I’ve had an idea. It may not work, but I’m going to give it a go. One thing I’d really like to feature more of in this blog is the perspectives and stories from everyone working in call centres whatever industry and wherever in the world. To this end I have come up with a short questionnaire. I have used myself as a guinea pig and completed the first one which I have typed out below. I have created a new page on the blog which will host these. I have also stuck up a template there so anyone can copy and paste the questions. Give as long or as short answers as you’d like. Please email completed questionnaires to me at diaryofacallcentre@gmail.com

Alternatively I’ve set up a questionnaire on Survey monkey

Name/ Nomme de plume:

Call Guy

Time wearing the headset:

2 years

Type of call centre (e.g inbound/ outbound/ insurance/mail-order/ etc):

Inbound customer services for multiple clients – mainly mail order. Including household names.

The best thing about working in a call centre is..

Being able to switch off knowing that ultimately the job you’re doing doesn’t matter – except to make someone somewhere richer than they already are.

If I could change one thing about my call centre it would be..

My manager Peggy.

Most callers are..

Nice, reasonable, patient people. It’s just the 1% of them who can mess up your day.

Worst call:

I took a call from a lady who’s mother-in-law was waiting for a vacuum cleaner she had ordered. It had been delayed as someone had made an error putting in the postcode so I initially had trouble finding the order on the system. I managed to identify the problem and to get it resolved within about 10 minutes, but had the person being so nasty to me – really spitting venom that it left me shaking afterwards. It was a long time ago, but the thought of it still makes me shudder.
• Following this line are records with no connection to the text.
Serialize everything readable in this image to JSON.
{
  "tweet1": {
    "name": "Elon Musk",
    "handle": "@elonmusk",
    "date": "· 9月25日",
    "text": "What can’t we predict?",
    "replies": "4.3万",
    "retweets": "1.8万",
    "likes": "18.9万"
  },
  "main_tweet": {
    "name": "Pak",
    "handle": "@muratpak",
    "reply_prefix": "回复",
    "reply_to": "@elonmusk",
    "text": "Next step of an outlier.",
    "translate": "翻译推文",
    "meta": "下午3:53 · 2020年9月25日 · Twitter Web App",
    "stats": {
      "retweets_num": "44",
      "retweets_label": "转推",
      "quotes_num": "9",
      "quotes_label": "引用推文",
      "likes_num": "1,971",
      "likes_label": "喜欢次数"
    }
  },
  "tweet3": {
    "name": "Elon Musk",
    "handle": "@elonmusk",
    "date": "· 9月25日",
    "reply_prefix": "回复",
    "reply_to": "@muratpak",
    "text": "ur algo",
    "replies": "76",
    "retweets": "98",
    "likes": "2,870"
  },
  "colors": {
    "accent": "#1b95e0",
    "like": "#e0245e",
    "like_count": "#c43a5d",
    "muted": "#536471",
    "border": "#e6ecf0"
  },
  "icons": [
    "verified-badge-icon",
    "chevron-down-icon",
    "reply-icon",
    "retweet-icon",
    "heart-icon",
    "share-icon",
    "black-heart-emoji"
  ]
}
It left me wondering what kind of person feels that having a vacuum cleaner delayed by a few days is justification for making another human being feel that way.

Funniest call centre moment:

The time a lady called to complain. Someone had sent her a set of bathbombs through the flower ordering company we took calls for. She had mistaken them for chocolates and had swallowed part of one. First call she should have made was NHS direct.

Call centres – good or bad?

Both

Why?

I’ve had great service from call-centres and have (though some may disagree) also in turn given good service, but I have also seen countless examples of bad service, bad attitudes, customers being messed around and lied to.

It’s not the call centre per-se that is bad, but rather I feel there are two call centres. The call centre of dreams and the call centre of nightmares.

The call centre of dreams is what the call centre was originally meant to be in its idealized form – a place focused on quality customer service a place where agents have the right training, support, motivation and the ability to make a difference. The call centre of nightmares is focused more on its revenues – a place where the primary concern is not customer service, but  simply getting through as many calls as possible. In this call centre agents are poorly trained, poorly motivated and suffer with empathy burn-out.

In reality, there are examples of both types.

Does the call centre have a future?

Yes, but things will be different. there will be less routine transactions and more dealing with complex issues and handling customers in a volatile emotional state. I think customers expectations will also be higher – the faster paced life gets the more people want things yesterday.